AM: We work primarily in undeserved communities. Children in African American and Latino communities are typically diagnosed two to four years later than White children and are twice as likely not to receive quality healthcare, evaluations and intervention services. I am familiar with poor communities, having grown up in a poor community in North St. Louis.
We go into poor communities and teach advocacy. We teach parents how to prepare documents for meetings, how to attend meetings and how to work within the system. We connect them with financial resources. We do a camp for kids. The organization is really about closing the gap.
DR: What is it that you could say to people who have no experience with autism that would allow for the compassion that would make such a difference for a child or a family?
AM: First of all I would say, "Buy the book"!
Secondly I would say that we all have an opportunity to be advocates. We are all going to be touched by autism. Soon we will all know someone who is autistic. We all have an obligation to anyone with any kind of disability to work together to create an environment where they can live with dignity in our communities.
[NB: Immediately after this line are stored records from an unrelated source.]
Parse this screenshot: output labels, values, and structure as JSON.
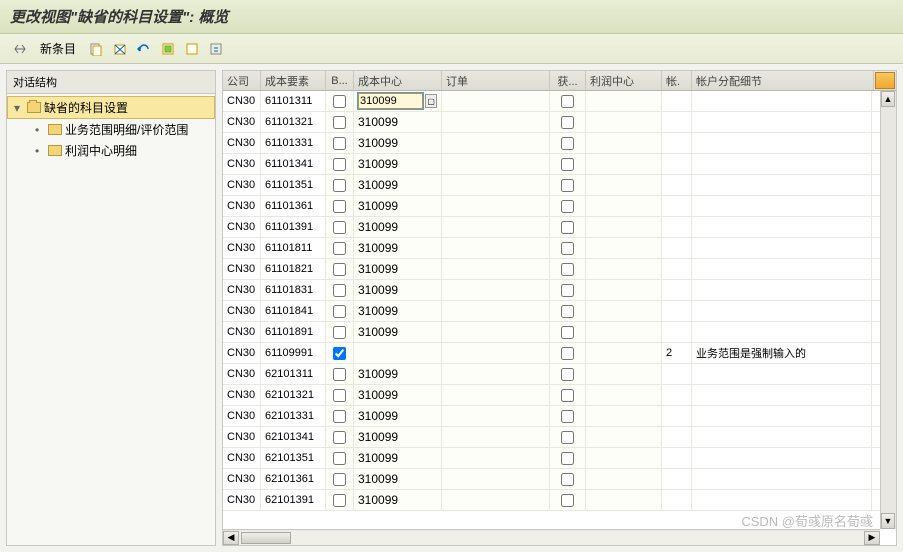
{
  "title": "更改视图\"缺省的科目设置\": 概览",
  "toolbar": {
    "new_entry": "新条目"
  },
  "tree": {
    "header": "对话结构",
    "root": "缺省的科目设置",
    "children": [
      "业务范围明细/评价范围",
      "利润中心明细"
    ]
  },
  "table": {
    "headers": {
      "company": "公司",
      "cost_element": "成本要素",
      "b": "B...",
      "cost_center": "成本中心",
      "order": "订单",
      "get": "获...",
      "profit_center": "利润中心",
      "acct": "帐.",
      "detail": "帐户分配细节"
    },
    "rows": [
      {
        "company": "CN30",
        "element": "61101311",
        "b": false,
        "center": "310099",
        "order": "",
        "get": false,
        "profit": "",
        "acct": "",
        "detail": "",
        "active": true
      },
      {
        "company": "CN30",
        "element": "61101321",
        "b": false,
        "center": "310099",
        "order": "",
        "get": false,
        "profit": "",
        "acct": "",
        "detail": ""
      },
      {
        "company": "CN30",
        "element": "61101331",
        "b": false,
        "center": "310099",
        "order": "",
        "get": false,
        "profit": "",
        "acct": "",
        "detail": ""
      },
      {
        "company": "CN30",
        "element": "61101341",
        "b": false,
        "center": "310099",
        "order": "",
        "get": false,
        "profit": "",
        "acct": "",
        "detail": ""
      },
      {
        "company": "CN30",
        "element": "61101351",
        "b": false,
        "center": "310099",
        "order": "",
        "get": false,
        "profit": "",
        "acct": "",
        "detail": ""
      },
      {
        "company": "CN30",
        "element": "61101361",
        "b": false,
        "center": "310099",
        "order": "",
        "get": false,
        "profit": "",
        "acct": "",
        "detail": ""
      },
      {
        "company": "CN30",
        "element": "61101391",
        "b": false,
        "center": "310099",
        "order": "",
        "get": false,
        "profit": "",
        "acct": "",
        "detail": ""
      },
      {
        "company": "CN30",
        "element": "61101811",
        "b": false,
        "center": "310099",
        "order": "",
        "get": false,
        "profit": "",
        "acct": "",
        "detail": ""
      },
      {
        "company": "CN30",
        "element": "61101821",
        "b": false,
        "center": "310099",
        "order": "",
        "get": false,
        "profit": "",
        "acct": "",
        "detail": ""
      },
      {
        "company": "CN30",
        "element": "61101831",
        "b": false,
        "center": "310099",
        "order": "",
        "get": false,
        "profit": "",
        "acct": "",
        "detail": ""
      },
      {
        "company": "CN30",
        "element": "61101841",
        "b": false,
        "center": "310099",
        "order": "",
        "get": false,
        "profit": "",
        "acct": "",
        "detail": ""
      },
      {
        "company": "CN30",
        "element": "61101891",
        "b": false,
        "center": "310099",
        "order": "",
        "get": false,
        "profit": "",
        "acct": "",
        "detail": ""
      },
      {
        "company": "CN30",
        "element": "61109991",
        "b": true,
        "center": "",
        "order": "",
        "get": false,
        "profit": "",
        "acct": "2",
        "detail": "业务范围是强制输入的"
      },
      {
        "company": "CN30",
        "element": "62101311",
        "b": false,
        "center": "310099",
        "order": "",
        "get": false,
        "profit": "",
        "acct": "",
        "detail": ""
      },
      {
        "company": "CN30",
        "element": "62101321",
        "b": false,
        "center": "310099",
        "order": "",
        "get": false,
        "profit": "",
        "acct": "",
        "detail": ""
      },
      {
        "company": "CN30",
        "element": "62101331",
        "b": false,
        "center": "310099",
        "order": "",
        "get": false,
        "profit": "",
        "acct": "",
        "detail": ""
      },
      {
        "company": "CN30",
        "element": "62101341",
        "b": false,
        "center": "310099",
        "order": "",
        "get": false,
        "profit": "",
        "acct": "",
        "detail": ""
      },
      {
        "company": "CN30",
        "element": "62101351",
        "b": false,
        "center": "310099",
        "order": "",
        "get": false,
        "profit": "",
        "acct": "",
        "detail": ""
      },
      {
        "company": "CN30",
        "element": "62101361",
        "b": false,
        "center": "310099",
        "order": "",
        "get": false,
        "profit": "",
        "acct": "",
        "detail": ""
      },
      {
        "company": "CN30",
        "element": "62101391",
        "b": false,
        "center": "310099",
        "order": "",
        "get": false,
        "profit": "",
        "acct": "",
        "detail": ""
      }
    ]
  },
  "watermark": "CSDN @荀彧原名荀彧"
}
One of the biggest issues that parents have is going out and feeling embarrassed because your child is having a difficult time or a tantrum and people are staring at you...
DR: Or shooting a dirty look...
AM: If people would just think for a moment before they do that. If they would turn their head and recognize that it's none of their business - just that would make the difference between someone feeling comfortable going out into their own communities or not.
That is what advocacy can do. It can create an awareness and a sensitivity that is really needed.
DR: A hundred years from now what do you want to be remembered for?
AM: Two words:
The Special Needs Network, Inc
ABOUT SPECIAL NEEDS NETWORK, INC.
Autism is the fastest-growing childhood disease in America. A recent study published in the American Academy of Pediatrics Journal confirms that one in every 91 American children, including on in every 58 boys born today will be diagnosed with autism. The Center for Disease Control reports that one in every 150 children has autism. In California alone, two children are diagnosed every hour. This complex neurological disorder is taking its toll on school districts, communities and families across the nation. And nowhere is the impact felt more than in communities of color, where both diagnosis and services are delayed two years on average--two years lost for a child who needs early intervention for his developing brain. Two years without valuable therapies that can make the difference between her ability to someday live on her own – or lead a life of institutionalized care. This is the reality for thousands of special needs families who live in disenfranchised communities. And this is the reality that Special Needs Network, Inc. is committed to change.
Special Needs Network, Inc. is responding to the crisis of autism and other developmental disabilities in underserved communities by providing educational forums, resources, and specialized learning opportunities for parents and care givers of special needs children, intervention programs and advocacy training. Founded in 2005, SNN grew out of the struggles of two mothers whose sons were diagnosed with autism. Co-founder and President Areva Martin son’s diagnosis and her personal struggles to access services convinced her that an organization like SNN was overdue in South Los Angeles.